After reading repeated articles about the newest, most efficient high-tech ways to learn, it’s almost startling to hear Inver Hills music instructor Andrew Martin tell me:
We don’t take notes. We don’t read music. We learn by rote memorization.
I’m in his class, where students learn how to play Trinidadian steel drums.
After just eight weeks, the students — many of whom are rank beginners — performed for me a full song despite having instruments that aren’t in the usual range that most American students grow up with.
So why the memorization?
Martin tells me:
“First, it’s part of the tradition of the Caribean and West Africa. Traditionaly, in Trinidad, where the drums come from, there’s no notation. And here, most of my students don’t read music. I get a fresh set each semester, so I don’t have the time to mess around learning notes. And the rhythms can’t really be reproduced in Western notation.”
And it enables those without experience to join in.
It’s tough, though. Martin may ask the students to repeat a piece of music they haven’t played in a couple of weeks. Without notes, that might be tough. It’s a test that requires “a depth of learning” not found in many other classes.

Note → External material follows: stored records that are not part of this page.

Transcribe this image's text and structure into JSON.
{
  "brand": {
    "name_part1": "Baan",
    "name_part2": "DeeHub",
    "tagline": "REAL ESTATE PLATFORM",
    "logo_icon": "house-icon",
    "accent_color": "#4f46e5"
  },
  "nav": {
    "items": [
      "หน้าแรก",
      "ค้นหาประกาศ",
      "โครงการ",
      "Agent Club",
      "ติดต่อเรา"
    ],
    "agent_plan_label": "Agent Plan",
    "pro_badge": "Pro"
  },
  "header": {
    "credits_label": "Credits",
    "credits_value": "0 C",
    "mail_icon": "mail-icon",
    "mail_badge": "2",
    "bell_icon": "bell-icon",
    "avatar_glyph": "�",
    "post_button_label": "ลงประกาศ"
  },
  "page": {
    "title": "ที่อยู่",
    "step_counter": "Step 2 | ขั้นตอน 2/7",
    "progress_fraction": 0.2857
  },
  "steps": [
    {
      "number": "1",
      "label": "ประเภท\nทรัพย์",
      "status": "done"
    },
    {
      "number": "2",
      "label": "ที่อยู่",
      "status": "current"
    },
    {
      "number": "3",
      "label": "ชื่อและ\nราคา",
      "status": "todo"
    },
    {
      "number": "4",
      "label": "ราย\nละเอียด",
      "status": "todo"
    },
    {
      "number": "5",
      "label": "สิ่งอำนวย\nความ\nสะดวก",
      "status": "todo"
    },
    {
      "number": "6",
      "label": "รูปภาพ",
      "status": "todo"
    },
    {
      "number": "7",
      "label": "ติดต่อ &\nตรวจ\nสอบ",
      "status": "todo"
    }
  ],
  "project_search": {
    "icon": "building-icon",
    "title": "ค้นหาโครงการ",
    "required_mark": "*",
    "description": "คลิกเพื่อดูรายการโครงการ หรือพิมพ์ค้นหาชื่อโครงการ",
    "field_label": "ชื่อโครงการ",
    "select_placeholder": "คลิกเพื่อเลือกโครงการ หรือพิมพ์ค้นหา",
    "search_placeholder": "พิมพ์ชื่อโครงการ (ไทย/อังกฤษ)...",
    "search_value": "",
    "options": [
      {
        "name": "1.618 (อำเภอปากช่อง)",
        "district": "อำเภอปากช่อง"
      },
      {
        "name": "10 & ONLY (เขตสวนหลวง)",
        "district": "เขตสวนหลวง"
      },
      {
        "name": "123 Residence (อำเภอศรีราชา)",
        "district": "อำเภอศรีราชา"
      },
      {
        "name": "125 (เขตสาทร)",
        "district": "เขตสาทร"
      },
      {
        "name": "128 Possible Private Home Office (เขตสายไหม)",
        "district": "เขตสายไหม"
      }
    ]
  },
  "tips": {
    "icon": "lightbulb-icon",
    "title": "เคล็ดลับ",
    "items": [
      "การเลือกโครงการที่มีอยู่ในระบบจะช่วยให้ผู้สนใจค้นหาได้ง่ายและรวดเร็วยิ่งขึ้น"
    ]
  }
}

Martin said it’s like learning a foreign language on the streets: You immerse yourself, listen to sounds and repeat.
Aram Ghomi, a 19-year-old who’s studying social work and wants to become a lawyer, tells me:
“You have to rely on memory — totally. But the music gets stuck in your head.”

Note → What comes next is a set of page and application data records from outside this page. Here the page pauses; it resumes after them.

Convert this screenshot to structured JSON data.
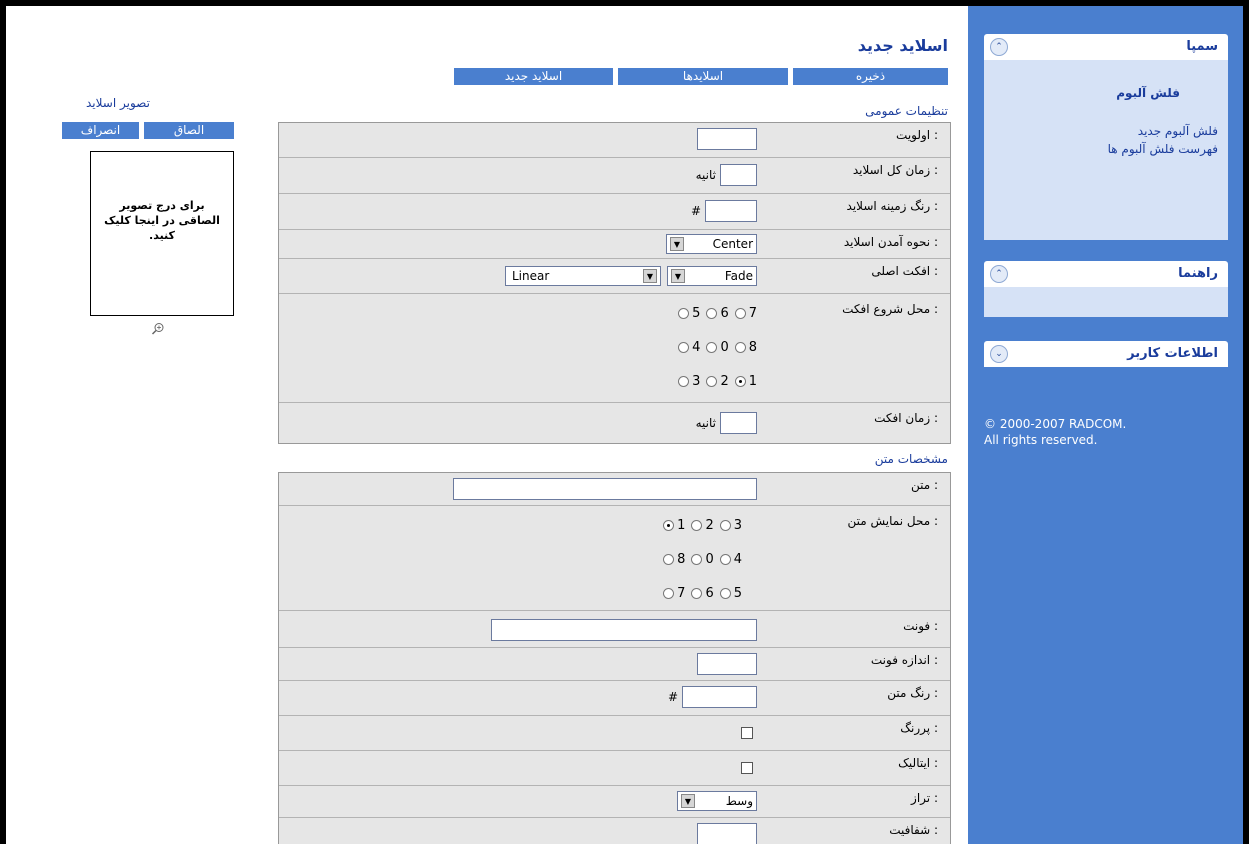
{
  "sidebar": {
    "panels": [
      {
        "title": "سمپا",
        "toggle": "⌃",
        "items": [
          "فلش آلبوم",
          "فلش آلبوم جدید",
          "فهرست فلش آلبوم ها"
        ]
      },
      {
        "title": "راهنما",
        "toggle": "⌃"
      },
      {
        "title": "اطلاعات کاربر",
        "toggle": "⌄"
      }
    ],
    "copyright": [
      "© 2000-2007 RADCOM.",
      "All rights reserved."
    ]
  },
  "page": {
    "title": "اسلاید جدید",
    "toolbar": {
      "save": "ذخیره",
      "slides": "اسلایدها",
      "new_slide": "اسلاید جدید"
    },
    "general_section": "تنظیمات عمومی",
    "text_section": "مشخصات متن"
  },
  "general": {
    "priority": {
      "label": "اولویت :",
      "value": ""
    },
    "total_time": {
      "label": "زمان کل اسلاید :",
      "unit": "ثانیه",
      "value": ""
    },
    "bg_color": {
      "label": "رنگ زمینه اسلاید :",
      "prefix": "#",
      "value": ""
    },
    "entry": {
      "label": "نحوه آمدن اسلاید :",
      "value": "Center"
    },
    "main_effect": {
      "label": "افکت اصلی :",
      "value1": "Fade",
      "value2": "Linear"
    },
    "effect_start": {
      "label": "محل شروع افکت :",
      "rows": [
        [
          "5",
          "6",
          "7"
        ],
        [
          "4",
          "0",
          "8"
        ],
        [
          "3",
          "2",
          "1"
        ]
      ],
      "selected": "1"
    },
    "effect_time": {
      "label": "زمان افکت :",
      "unit": "ثانیه",
      "value": ""
    }
  },
  "text": {
    "text": {
      "label": "متن :",
      "value": ""
    },
    "position": {
      "label": "محل نمایش متن :",
      "rows": [
        [
          "1",
          "2",
          "3"
        ],
        [
          "8",
          "0",
          "4"
        ],
        [
          "7",
          "6",
          "5"
        ]
      ],
      "selected": "1"
    },
    "font": {
      "label": "فونت :",
      "value": ""
    },
    "font_size": {
      "label": "اندازه فونت :",
      "value": ""
    },
    "color": {
      "label": "رنگ متن :",
      "prefix": "#",
      "value": ""
    },
    "bold": {
      "label": "پررنگ :",
      "checked": false
    },
    "italic": {
      "label": "ایتالیک :",
      "checked": false
    },
    "align": {
      "label": "تراز :",
      "value": "وسط"
    },
    "opacity": {
      "label": "شفافیت :",
      "value": ""
    }
  },
  "image": {
    "title": "تصویر اسلاید",
    "paste": "الصاق",
    "cancel": "انصراف",
    "placeholder": "برای درج تصویر الصاقی در اینجا کلیک کنید."
  }
}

Indeed, listening to Martin put his students through their paces, he emphasizes feeling — and the group dynamic — more than anything else. He tells one student:
“Don’t think too much about it. … Don’t focus so much on what you’re playing. Focus on what the group is playing.”